> Required action
Could you please repeat the entries below word for word, with the images left out?

START Information shown

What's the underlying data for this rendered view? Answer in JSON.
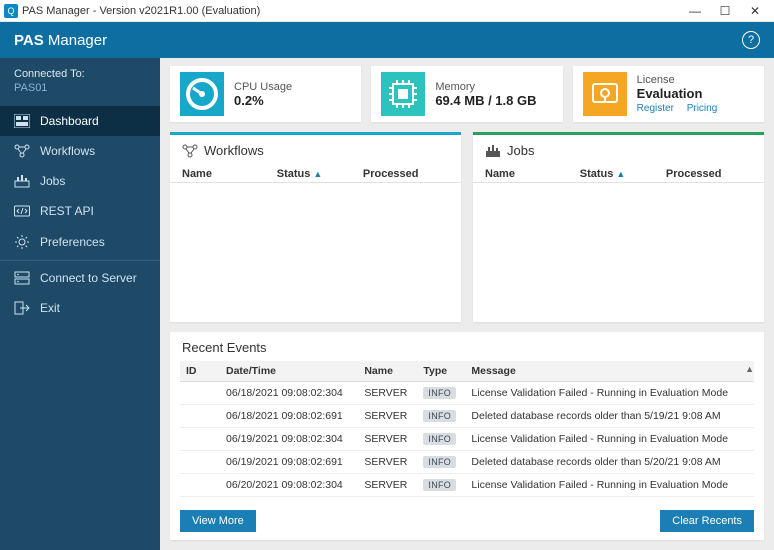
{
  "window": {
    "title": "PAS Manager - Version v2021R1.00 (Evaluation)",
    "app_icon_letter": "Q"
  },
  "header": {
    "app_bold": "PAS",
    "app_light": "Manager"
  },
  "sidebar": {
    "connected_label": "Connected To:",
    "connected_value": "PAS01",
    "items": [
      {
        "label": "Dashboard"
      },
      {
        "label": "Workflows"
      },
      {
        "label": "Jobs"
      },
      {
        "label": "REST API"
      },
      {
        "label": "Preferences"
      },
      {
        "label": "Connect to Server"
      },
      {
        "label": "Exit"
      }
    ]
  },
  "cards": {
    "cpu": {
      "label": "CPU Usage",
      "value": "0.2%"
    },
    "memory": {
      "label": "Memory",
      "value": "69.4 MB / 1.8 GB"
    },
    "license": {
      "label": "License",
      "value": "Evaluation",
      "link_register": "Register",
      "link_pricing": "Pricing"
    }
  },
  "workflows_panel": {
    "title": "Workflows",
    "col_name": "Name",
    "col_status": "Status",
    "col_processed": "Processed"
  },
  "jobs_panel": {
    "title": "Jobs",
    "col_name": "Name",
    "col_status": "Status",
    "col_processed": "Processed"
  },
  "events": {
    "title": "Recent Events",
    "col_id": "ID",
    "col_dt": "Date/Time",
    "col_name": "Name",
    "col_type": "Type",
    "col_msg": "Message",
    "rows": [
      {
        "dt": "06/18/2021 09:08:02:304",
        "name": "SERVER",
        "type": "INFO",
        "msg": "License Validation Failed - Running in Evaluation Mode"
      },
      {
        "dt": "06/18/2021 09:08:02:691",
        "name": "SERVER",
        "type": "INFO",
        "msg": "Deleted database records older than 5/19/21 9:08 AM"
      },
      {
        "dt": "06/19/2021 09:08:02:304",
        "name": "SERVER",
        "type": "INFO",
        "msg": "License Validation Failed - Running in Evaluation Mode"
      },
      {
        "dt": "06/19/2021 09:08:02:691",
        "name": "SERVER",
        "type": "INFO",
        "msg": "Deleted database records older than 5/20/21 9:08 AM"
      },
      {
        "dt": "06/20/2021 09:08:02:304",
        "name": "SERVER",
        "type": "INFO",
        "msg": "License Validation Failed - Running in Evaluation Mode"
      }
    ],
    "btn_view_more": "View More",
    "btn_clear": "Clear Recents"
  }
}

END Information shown

> Answer for the task
What's the underlying data for this rendered view? Answer in JSON.
{
  "window": {
    "title": "PAS Manager - Version v2021R1.00 (Evaluation)",
    "app_icon_letter": "Q"
  },
  "header": {
    "app_bold": "PAS",
    "app_light": "Manager"
  },
  "sidebar": {
    "connected_label": "Connected To:",
    "connected_value": "PAS01",
    "items": [
      {
        "label": "Dashboard"
      },
      {
        "label": "Workflows"
      },
      {
        "label": "Jobs"
      },
      {
        "label": "REST API"
      },
      {
        "label": "Preferences"
      },
      {
        "label": "Connect to Server"
      },
      {
        "label": "Exit"
      }
    ]
  },
  "cards": {
    "cpu": {
      "label": "CPU Usage",
      "value": "0.2%"
    },
    "memory": {
      "label": "Memory",
      "value": "69.4 MB / 1.8 GB"
    },
    "license": {
      "label": "License",
      "value": "Evaluation",
      "link_register": "Register",
      "link_pricing": "Pricing"
    }
  },
  "workflows_panel": {
    "title": "Workflows",
    "col_name": "Name",
    "col_status": "Status",
    "col_processed": "Processed"
  },
  "jobs_panel": {
    "title": "Jobs",
    "col_name": "Name",
    "col_status": "Status",
    "col_processed": "Processed"
  },
  "events": {
    "title": "Recent Events",
    "col_id": "ID",
    "col_dt": "Date/Time",
    "col_name": "Name",
    "col_type": "Type",
    "col_msg": "Message",
    "rows": [
      {
        "dt": "06/18/2021 09:08:02:304",
        "name": "SERVER",
        "type": "INFO",
        "msg": "License Validation Failed - Running in Evaluation Mode"
      },
      {
        "dt": "06/18/2021 09:08:02:691",
        "name": "SERVER",
        "type": "INFO",
        "msg": "Deleted database records older than 5/19/21 9:08 AM"
      },
      {
        "dt": "06/19/2021 09:08:02:304",
        "name": "SERVER",
        "type": "INFO",
        "msg": "License Validation Failed - Running in Evaluation Mode"
      },
      {
        "dt": "06/19/2021 09:08:02:691",
        "name": "SERVER",
        "type": "INFO",
        "msg": "Deleted database records older than 5/20/21 9:08 AM"
      },
      {
        "dt": "06/20/2021 09:08:02:304",
        "name": "SERVER",
        "type": "INFO",
        "msg": "License Validation Failed - Running in Evaluation Mode"
      }
    ],
    "btn_view_more": "View More",
    "btn_clear": "Clear Recents"
  }
}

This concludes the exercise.